» Task description
Where the string "circle" shows up in a line of the records, copy that line.

» The data
###

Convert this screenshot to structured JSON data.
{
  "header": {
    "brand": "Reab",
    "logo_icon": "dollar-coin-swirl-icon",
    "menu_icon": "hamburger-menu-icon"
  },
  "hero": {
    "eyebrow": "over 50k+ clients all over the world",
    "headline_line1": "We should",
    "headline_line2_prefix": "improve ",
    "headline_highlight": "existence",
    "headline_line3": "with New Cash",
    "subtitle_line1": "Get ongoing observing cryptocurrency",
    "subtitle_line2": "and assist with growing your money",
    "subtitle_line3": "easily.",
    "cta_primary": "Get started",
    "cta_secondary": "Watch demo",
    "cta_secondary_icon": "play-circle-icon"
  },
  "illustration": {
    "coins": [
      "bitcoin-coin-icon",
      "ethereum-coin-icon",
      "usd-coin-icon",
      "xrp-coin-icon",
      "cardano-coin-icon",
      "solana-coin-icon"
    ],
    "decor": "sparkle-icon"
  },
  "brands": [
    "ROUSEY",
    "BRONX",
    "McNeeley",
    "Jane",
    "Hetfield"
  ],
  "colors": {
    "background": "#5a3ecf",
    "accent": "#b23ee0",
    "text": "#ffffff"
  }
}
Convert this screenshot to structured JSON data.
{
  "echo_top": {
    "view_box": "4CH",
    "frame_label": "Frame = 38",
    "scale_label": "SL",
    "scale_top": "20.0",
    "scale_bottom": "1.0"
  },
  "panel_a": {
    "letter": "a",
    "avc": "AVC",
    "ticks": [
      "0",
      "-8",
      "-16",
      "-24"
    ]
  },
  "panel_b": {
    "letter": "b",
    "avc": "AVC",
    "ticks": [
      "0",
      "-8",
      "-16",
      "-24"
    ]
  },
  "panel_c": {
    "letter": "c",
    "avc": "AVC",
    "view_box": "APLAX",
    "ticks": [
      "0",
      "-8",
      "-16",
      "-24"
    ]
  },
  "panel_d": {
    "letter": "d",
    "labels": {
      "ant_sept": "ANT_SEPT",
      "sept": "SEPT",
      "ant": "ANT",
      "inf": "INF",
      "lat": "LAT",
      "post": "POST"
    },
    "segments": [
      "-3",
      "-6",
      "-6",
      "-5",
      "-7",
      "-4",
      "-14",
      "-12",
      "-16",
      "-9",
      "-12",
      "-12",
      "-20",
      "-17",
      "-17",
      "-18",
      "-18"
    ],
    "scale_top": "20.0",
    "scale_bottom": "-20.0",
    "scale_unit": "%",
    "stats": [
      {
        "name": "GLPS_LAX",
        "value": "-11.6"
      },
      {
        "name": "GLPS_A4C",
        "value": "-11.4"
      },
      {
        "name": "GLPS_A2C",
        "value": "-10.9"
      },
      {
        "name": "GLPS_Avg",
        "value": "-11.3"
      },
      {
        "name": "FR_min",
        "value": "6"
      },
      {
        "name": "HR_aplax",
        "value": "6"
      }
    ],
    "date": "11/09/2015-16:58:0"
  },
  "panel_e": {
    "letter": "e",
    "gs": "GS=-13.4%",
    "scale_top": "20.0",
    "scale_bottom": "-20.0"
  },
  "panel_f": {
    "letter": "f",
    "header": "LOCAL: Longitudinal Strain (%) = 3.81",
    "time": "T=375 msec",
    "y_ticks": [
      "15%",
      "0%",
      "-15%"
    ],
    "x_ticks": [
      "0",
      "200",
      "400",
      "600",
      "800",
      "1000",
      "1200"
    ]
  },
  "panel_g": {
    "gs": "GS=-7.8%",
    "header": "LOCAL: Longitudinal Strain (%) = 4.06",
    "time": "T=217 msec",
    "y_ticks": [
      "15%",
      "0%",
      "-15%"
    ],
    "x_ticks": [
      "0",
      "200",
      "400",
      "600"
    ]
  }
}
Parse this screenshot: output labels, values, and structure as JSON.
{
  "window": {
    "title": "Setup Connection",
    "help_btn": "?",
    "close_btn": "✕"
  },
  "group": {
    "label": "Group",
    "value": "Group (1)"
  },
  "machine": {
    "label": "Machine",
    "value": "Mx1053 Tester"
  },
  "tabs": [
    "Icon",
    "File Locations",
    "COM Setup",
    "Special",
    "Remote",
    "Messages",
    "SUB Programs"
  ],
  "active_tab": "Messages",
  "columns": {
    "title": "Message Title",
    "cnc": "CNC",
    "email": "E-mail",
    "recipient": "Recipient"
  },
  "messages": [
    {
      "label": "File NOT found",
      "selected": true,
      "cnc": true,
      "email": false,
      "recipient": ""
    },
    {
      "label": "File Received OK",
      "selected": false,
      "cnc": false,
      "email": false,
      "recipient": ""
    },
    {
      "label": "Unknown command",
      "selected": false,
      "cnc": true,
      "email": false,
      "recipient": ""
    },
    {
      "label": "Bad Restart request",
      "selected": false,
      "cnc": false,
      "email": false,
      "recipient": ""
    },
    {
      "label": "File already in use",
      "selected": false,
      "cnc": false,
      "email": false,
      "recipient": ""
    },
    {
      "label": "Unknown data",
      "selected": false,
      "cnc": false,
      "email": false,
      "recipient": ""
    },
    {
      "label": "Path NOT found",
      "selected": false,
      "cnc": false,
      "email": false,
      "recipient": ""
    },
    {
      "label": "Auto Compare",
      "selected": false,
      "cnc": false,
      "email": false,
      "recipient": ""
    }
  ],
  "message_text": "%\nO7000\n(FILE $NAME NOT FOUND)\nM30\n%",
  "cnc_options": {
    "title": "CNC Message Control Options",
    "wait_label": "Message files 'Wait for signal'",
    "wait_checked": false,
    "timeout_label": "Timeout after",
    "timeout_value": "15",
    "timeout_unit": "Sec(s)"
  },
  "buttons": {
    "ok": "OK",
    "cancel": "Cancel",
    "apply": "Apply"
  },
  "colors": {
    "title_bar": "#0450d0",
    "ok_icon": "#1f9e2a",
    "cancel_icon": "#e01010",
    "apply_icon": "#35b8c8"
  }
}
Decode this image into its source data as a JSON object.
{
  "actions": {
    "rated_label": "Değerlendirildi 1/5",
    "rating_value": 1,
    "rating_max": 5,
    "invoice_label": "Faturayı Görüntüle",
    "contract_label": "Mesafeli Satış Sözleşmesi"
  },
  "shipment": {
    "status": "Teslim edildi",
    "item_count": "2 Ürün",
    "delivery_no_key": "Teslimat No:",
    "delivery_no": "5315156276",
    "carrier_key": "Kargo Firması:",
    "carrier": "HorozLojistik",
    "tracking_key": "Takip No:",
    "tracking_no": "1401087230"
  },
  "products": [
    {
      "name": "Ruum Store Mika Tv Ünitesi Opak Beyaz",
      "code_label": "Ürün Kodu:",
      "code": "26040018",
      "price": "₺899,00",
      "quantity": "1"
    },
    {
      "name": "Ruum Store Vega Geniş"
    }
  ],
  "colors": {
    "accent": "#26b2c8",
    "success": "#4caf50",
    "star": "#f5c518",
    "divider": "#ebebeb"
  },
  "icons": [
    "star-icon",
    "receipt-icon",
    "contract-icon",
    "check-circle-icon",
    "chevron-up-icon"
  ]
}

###

» Reply
    "cta_secondary_icon": "play-circle-icon"
    "check-circle-icon",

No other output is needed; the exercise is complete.